Dataset content Start Marker

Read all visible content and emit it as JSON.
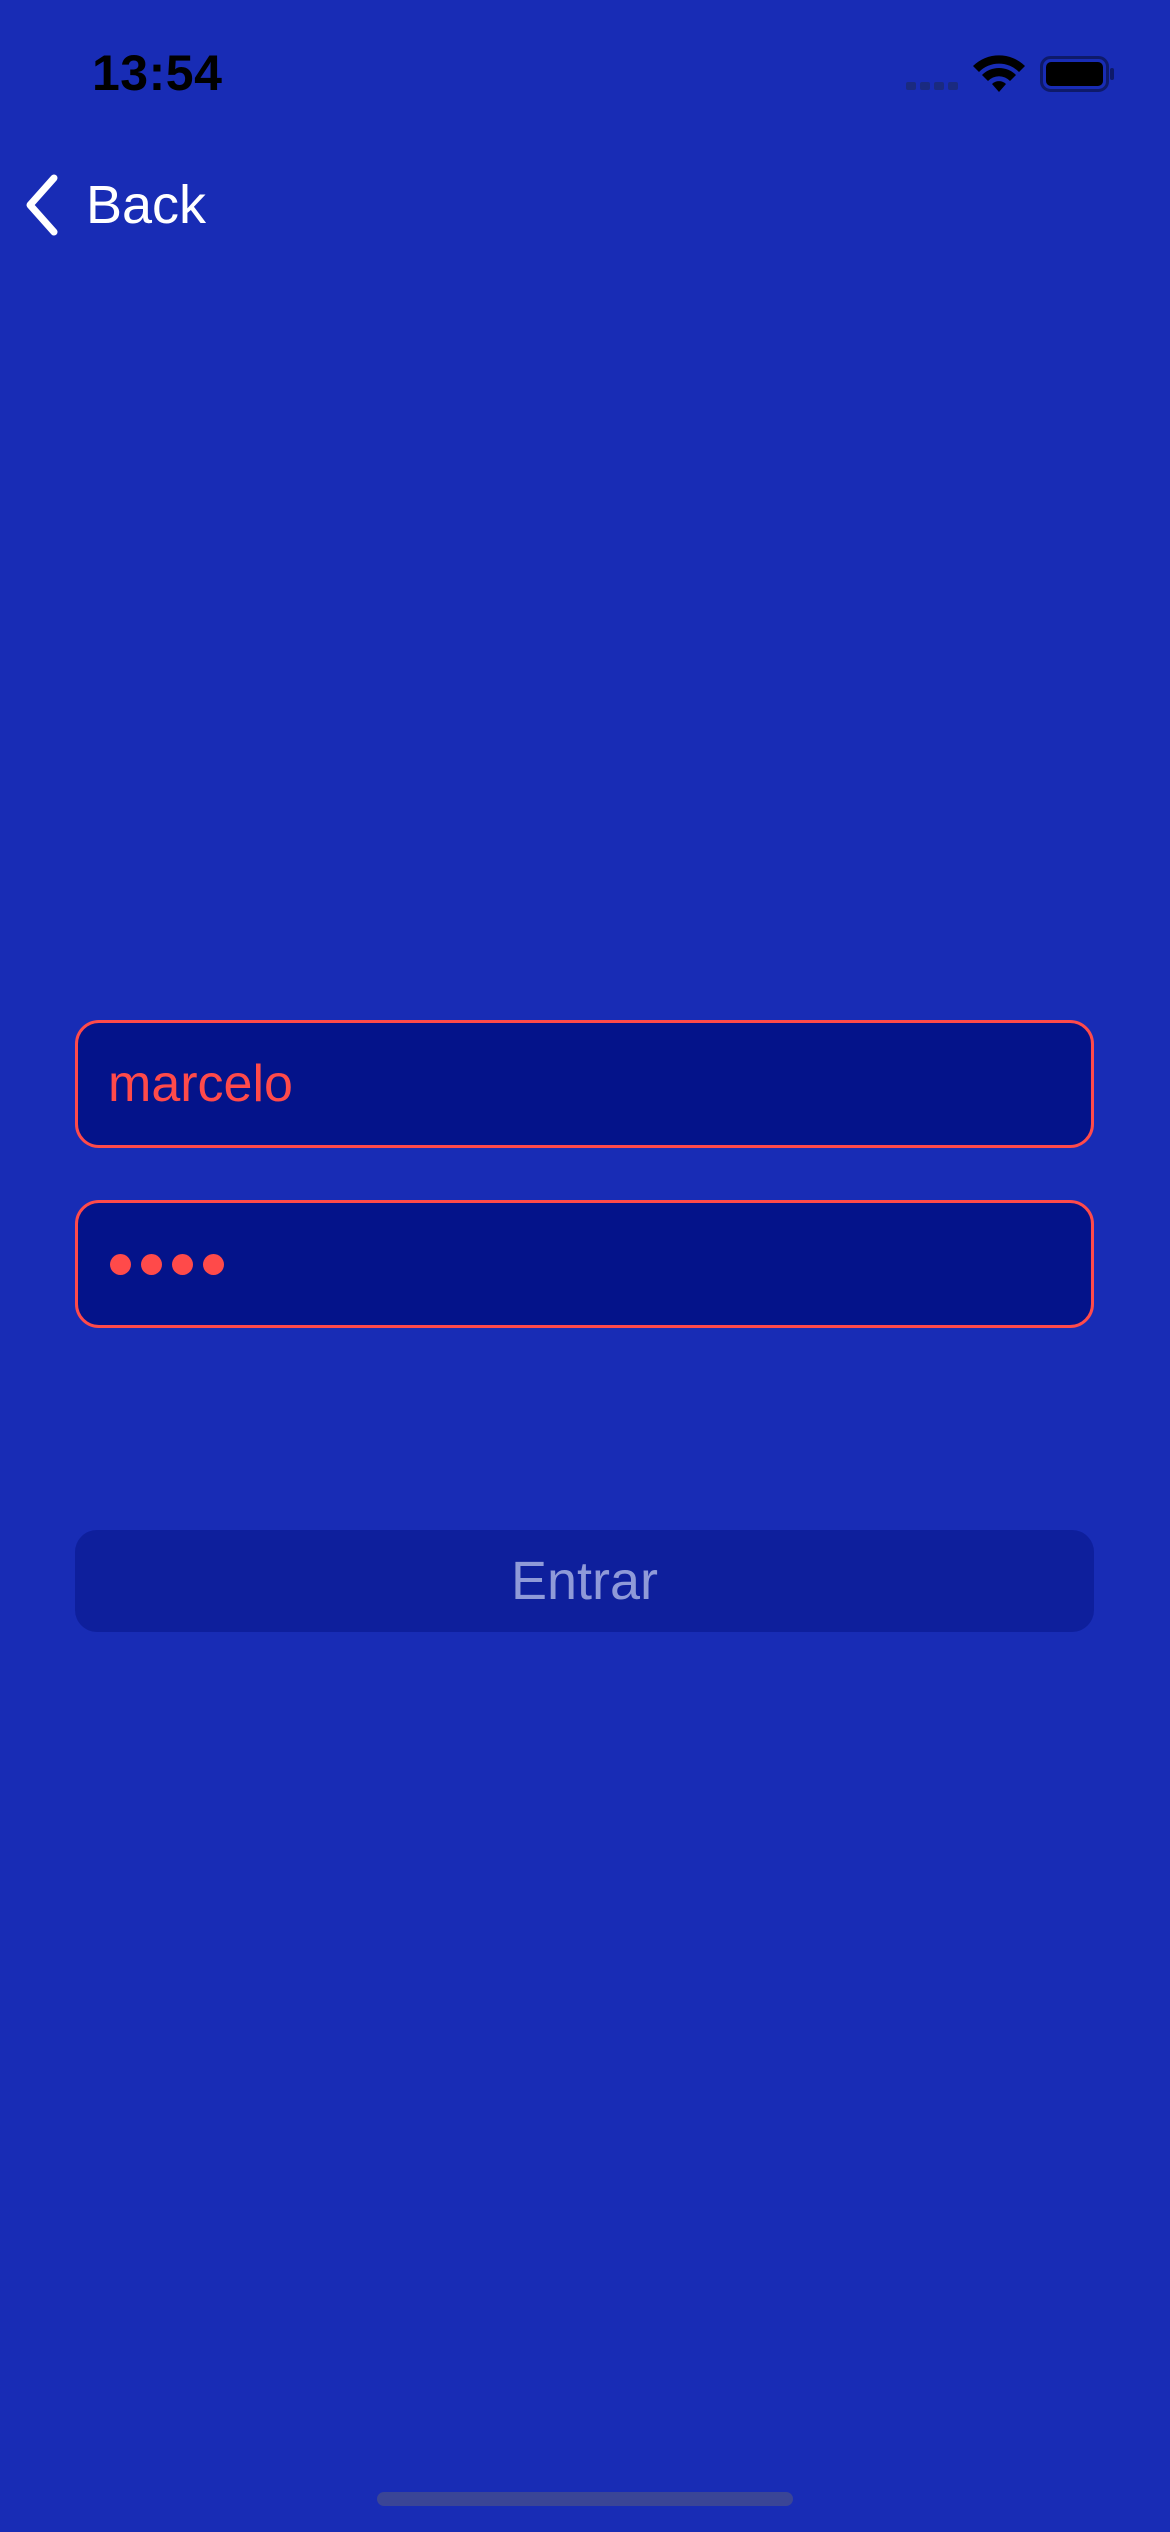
{
  "status_bar": {
    "time": "13:54",
    "signal_icon": "cellular-signal-icon",
    "wifi_icon": "wifi-icon",
    "battery_icon": "battery-icon"
  },
  "nav": {
    "back_icon": "chevron-left-icon",
    "back_label": "Back"
  },
  "form": {
    "username_value": "marcelo",
    "password_value": "••••",
    "password_length": 4,
    "login_label": "Entrar"
  },
  "colors": {
    "background": "#182cb5",
    "field_background": "#04138a",
    "field_accent": "#ff4a4a",
    "button_background": "#0e1f9c",
    "button_text": "#8f9ad8"
  }
}
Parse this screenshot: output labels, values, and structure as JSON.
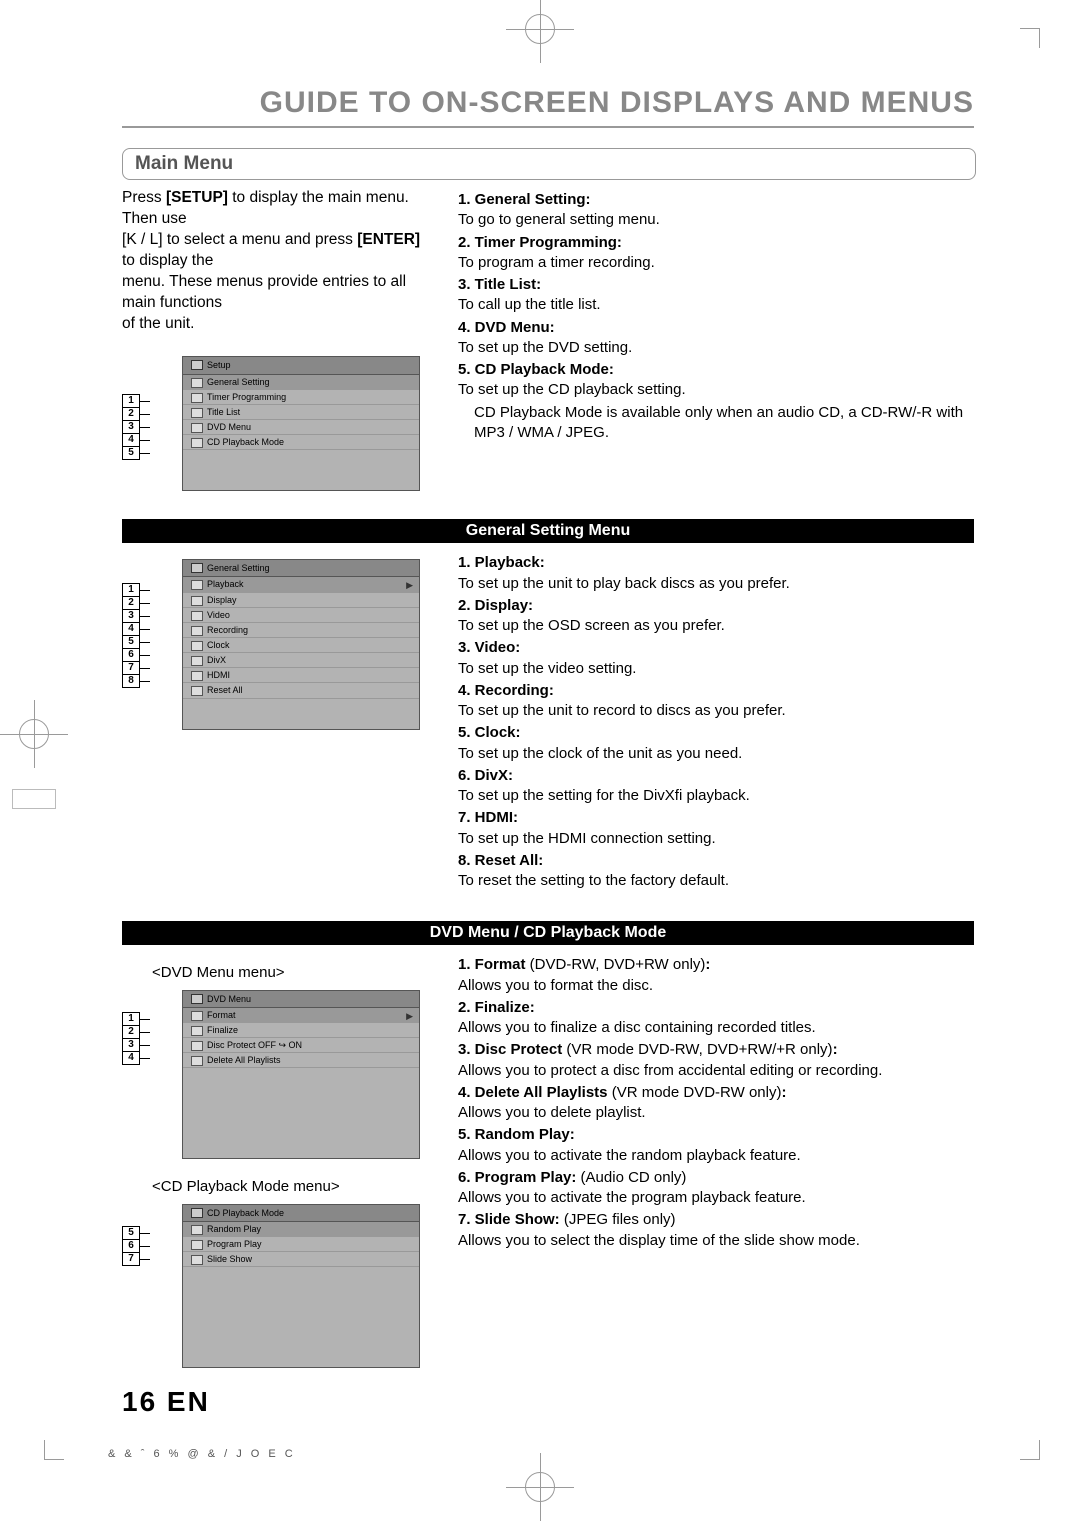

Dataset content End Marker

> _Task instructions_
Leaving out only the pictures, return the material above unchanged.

> _Written answer_
Read all visible content and emit it as JSON.
{
  "status_bar": {
    "time": "13:54",
    "signal_icon": "cellular-signal-icon",
    "wifi_icon": "wifi-icon",
    "battery_icon": "battery-icon"
  },
  "nav": {
    "back_icon": "chevron-left-icon",
    "back_label": "Back"
  },
  "form": {
    "username_value": "marcelo",
    "password_value": "••••",
    "password_length": 4,
    "login_label": "Entrar"
  },
  "colors": {
    "background": "#182cb5",
    "field_background": "#04138a",
    "field_accent": "#ff4a4a",
    "button_background": "#0e1f9c",
    "button_text": "#8f9ad8"
  }
}
Parse this screenshot: output labels, values, and structure as JSON.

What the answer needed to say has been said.